The bridge section contains one of the key lines of the song for me, ‘Holding on to sixteen as long as you can, Changes come around real soon make us women and men.’ There is an inevitability about the song.
No matter what you do, you are going to get older, so make the most of your youth before it is gone.
If this isn’t enough to convince you of the excellence of this song, the chorus has one of the best lines of any song I know, ‘Oh yeah, life goes on. Long after the thrill of living has gone’.
6. ‘1979’ by The Smashing Pumpkins
This track ranks very high on NME’s best songs about growing up, so I felt it ought to be included here. Oddly enough the track dates from 1995 and the album titled ‘Mellon Collie and The Infinite Sadness’, not 1979 as the title track might indicate.
It is a song that is brimming with nostalgia for youth. The song tells about the trials and tribulations of that difficult change from being a child into being an adult and all the unwanted responsibilities that accompany that.

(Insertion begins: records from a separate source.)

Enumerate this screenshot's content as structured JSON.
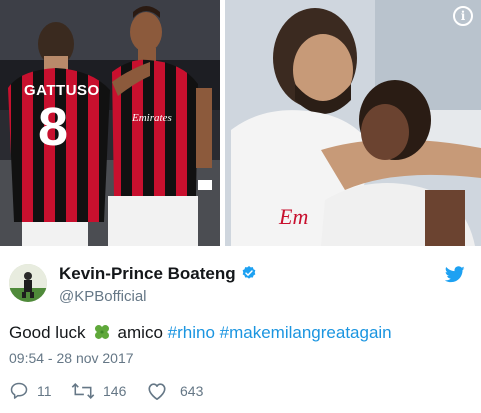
{
  "author": {
    "name": "Kevin-Prince Boateng",
    "handle": "@KPBofficial",
    "verified": true
  },
  "tweet": {
    "text_before": "Good luck",
    "emoji": "four-leaf-clover",
    "text_after": "amico",
    "hashtags": [
      "#rhino",
      "#makemilangreatagain"
    ],
    "timestamp": "09:54 - 28 nov 2017"
  },
  "photo_left": {
    "jersey_name": "GATTUSO",
    "jersey_number": "8",
    "sponsor": "Emirates"
  },
  "photo_right": {
    "shirt_text": "Em"
  },
  "actions": {
    "replies": "11",
    "retweets": "146",
    "likes": "643"
  },
  "colors": {
    "link": "#1b95e0",
    "muted": "#657786",
    "milan_red": "#c8102e"
  },
  "icons": [
    "info-icon",
    "verified-badge-icon",
    "twitter-bird-icon",
    "four-leaf-clover-icon",
    "reply-icon",
    "retweet-icon",
    "like-icon"
  ]
}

As it turns out, the song nearly did not make the album. There were doubts about whether Billy Corgan (lead singer), could make the lyrics work in time for the recording session. Within twenty-four hours he had it in the bag and it was recorded the next day.

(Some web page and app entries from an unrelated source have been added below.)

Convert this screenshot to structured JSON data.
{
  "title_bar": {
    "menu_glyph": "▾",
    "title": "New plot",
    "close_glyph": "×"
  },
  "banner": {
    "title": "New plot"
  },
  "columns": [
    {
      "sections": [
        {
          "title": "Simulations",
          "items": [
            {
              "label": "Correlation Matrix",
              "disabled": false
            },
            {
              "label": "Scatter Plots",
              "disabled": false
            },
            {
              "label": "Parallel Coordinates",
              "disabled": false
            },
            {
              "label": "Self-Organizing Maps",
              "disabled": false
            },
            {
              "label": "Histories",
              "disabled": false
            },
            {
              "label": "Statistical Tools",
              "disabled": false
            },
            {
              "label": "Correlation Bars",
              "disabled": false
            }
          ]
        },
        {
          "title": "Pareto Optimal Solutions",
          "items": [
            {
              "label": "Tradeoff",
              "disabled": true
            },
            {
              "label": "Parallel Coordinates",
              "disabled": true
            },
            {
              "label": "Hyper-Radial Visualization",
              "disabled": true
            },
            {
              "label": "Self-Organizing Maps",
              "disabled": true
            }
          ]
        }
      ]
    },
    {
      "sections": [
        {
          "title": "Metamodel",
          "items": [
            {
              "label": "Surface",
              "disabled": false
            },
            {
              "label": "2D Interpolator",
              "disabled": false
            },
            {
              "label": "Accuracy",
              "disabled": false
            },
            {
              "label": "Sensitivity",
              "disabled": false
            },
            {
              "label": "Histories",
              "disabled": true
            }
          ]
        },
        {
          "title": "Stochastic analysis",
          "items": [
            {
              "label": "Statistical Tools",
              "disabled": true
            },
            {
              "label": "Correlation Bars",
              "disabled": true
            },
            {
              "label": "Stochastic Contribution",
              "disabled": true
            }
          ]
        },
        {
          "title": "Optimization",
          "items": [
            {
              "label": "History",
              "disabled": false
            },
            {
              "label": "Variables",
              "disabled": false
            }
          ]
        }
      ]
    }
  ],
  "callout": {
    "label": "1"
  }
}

7. ‘In My Room’ by The Beach Boys
Another brief step back to the early 1960s with this song. The two writers were Brian Wilson and Gary Usher who collaborated on so many hit songs for the group.
This song was released as a single in 1963 and broadly slots into the genre of ‘Doo-wop’. According to Usher, this track was one that they worked hard on, crafting every element of the song to make it special.
If Usher is to be believed, he and Wilson actually completed the song in about one hour in Wilson’s room just before their midnight curfew.
This song is a little different from the others listed here. It does express the anxieties many teenagers feel when growing up, but it also describes the need for a safe place you can call your own.
‘In my room’ is firmly based on Wilson’s feelings about this need for security and sanctuary that he remembers from his youth. Like so many Beach Boys songs this reached the US charts reaching a credible number of twenty-three. It is also in the Grammy Hall of Fame.
8. ‘Growin’ Up’ by Bruce Springsteen
Given the quantity of first-class songs this musician has written over the decades, it would be a mistake not to include at least one of his tracks in this selection. This is another great song from the 1970s, early in Springsteen’s career.
It was part of his 1973 album titled ‘Greetings from Alsbury Park, N.J’. One interesting fact is that Springsteen auditioned for the record label CBS in 1972 with this song. It is hardly surprising that he then went on to enjoy such a successful career in music.
In true Springsteen style, the song has an embedded rebellious quality to it. Sung from the first-person perspective, the lyrics describe a young boy who does not take to the rules of adults easily.
‘When they told me to sit down, I stood up’, exemplifies exactly what I mean and nicely captures the struggle with authority young people feel.
The song has been covered by many artists including David Bowie and remains part of Springsteen’s set today. Springsteen has created ‘live’, extended versions of the song for his tours.
9. ‘When You Were Young’ by The Killers
The 2006 album ‘Sam’s Town’ charted at number two on the UK charts. Each member of The Killers wrote this song and admitted openly the strong influence of Springsteen on the album. It has a mid-tempo, rock vibe with typically driven guitar patterns and angst-ridden vocals.
One of the most inspired lyrics from the song is “He doesn’t look a thing like Jesus, but he talks like a gentleman”. This line alone gives a clear impression of the tone of the lyric.
The nature of the track is restless. It explores how perceptions change as we grow up whether we like it or not. The way you viewed your youth at the time is not always how you’ll see it later in life.
The video that accompanies the song has two versions. Which one do you feel best captures the essence of the song?